Hydrotherapy is physical therapy, massage, and healing that is done in the water. Being submerged up to your neck takes away 90% of your body weight, allowing those who cannot support their weight to exercise, or to avoid further injury. Hydrotherapy also relaxes your muscles, allowing you to let go of tension and stress. Often, hydrotherapy is done in a warm or hot pool or spa. The heat in the hot tub raises core temperature, causing blood vessels to dilate, increasing circulation and blood flow. That increased blood flow increases the rate at which it delivers nutrients and removes toxins to muscles and joints. Hydrotherapy is useful to promote healing to both the body and mind.
When is Hydrotherapy Used?
Hydrotherapy has been used since ancient China, Japan, Egypt, Greece,and Rome. People would take baths in hot springs or communal baths to ease their ailments. Today, hydrotherapy is used by many sports physical therapists to promote healing after injury, and to relax muscles if they are stiff.
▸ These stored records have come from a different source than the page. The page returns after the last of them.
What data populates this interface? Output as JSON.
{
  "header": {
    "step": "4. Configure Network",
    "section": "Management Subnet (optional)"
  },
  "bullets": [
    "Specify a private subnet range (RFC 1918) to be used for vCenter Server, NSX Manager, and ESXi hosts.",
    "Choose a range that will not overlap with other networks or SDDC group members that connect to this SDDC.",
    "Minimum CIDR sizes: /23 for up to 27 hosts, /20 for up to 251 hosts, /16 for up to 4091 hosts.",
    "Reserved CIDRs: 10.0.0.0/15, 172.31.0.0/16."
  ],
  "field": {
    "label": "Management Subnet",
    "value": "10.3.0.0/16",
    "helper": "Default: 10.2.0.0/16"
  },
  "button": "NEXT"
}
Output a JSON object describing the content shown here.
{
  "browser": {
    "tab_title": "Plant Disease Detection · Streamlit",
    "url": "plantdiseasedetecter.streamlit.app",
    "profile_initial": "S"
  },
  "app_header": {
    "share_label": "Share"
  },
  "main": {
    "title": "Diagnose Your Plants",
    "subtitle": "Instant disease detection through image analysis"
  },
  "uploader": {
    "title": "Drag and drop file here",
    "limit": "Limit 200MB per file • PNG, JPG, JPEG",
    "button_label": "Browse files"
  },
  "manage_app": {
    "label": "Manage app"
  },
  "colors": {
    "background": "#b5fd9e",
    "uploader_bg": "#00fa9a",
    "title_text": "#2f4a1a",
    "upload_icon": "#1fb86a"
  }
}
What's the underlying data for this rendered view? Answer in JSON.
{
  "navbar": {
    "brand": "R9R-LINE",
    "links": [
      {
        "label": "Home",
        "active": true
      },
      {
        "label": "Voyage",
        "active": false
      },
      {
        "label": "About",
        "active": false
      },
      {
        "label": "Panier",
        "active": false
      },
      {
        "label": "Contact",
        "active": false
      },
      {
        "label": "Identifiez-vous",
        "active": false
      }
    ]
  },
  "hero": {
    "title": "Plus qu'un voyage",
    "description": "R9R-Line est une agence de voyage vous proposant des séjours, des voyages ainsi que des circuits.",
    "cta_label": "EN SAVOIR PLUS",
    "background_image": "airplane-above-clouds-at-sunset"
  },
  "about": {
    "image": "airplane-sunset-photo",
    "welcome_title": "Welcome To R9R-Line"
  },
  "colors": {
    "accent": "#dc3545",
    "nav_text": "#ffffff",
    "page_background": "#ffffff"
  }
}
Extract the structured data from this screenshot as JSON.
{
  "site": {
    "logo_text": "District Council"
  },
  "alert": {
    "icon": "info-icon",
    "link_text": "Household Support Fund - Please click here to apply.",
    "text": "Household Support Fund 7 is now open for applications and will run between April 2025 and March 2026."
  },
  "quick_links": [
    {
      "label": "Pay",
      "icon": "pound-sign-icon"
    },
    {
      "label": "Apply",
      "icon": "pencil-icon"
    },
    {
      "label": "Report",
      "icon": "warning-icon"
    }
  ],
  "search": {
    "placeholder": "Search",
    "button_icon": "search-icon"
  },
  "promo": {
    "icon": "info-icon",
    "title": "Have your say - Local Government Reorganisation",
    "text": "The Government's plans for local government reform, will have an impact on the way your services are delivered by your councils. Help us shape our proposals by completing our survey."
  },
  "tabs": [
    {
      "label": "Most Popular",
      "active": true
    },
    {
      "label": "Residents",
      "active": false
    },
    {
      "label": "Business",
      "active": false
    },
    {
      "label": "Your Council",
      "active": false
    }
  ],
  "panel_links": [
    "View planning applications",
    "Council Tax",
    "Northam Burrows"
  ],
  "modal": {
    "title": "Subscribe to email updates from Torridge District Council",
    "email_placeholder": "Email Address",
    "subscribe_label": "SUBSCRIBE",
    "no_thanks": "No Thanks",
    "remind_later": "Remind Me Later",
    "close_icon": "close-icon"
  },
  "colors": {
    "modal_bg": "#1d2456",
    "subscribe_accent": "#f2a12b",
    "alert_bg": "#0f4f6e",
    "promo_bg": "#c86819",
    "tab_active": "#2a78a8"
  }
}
A lot of people who are injured cannot participate in weight bearing activities, and hydrotherapy allows them to condition their muscles without the weight of gravity. You can also work out the stiffness in joints using the resistance of the water for exercise without increasing the risk for further injury. For example, injured runners can run on an underwater treadmill to work out their joints and muscles without risking further injury from the impact. Or, many sports enthusiasts climb into a hot tub to relax tense muscles and stiff joints after strenuous physical activity.
What About My Hot Tub?
While your hot tub may not be an underwater treadmill, it still has many of the health benefits above. It gives you a feeling of weightlessness, stimulates your circulation, sensory impulses, and relaxes stiff joints and muscles. If you participate in more physical exercise than you normally do, you can easily benefit from jumping into a hot tub to relax afterwards. The jets also are a form of hydromassage, giving you many of the same benefits as going to a massage therapist. Your hot tub allows you to participate in your own personal hydrotherapy at any moment.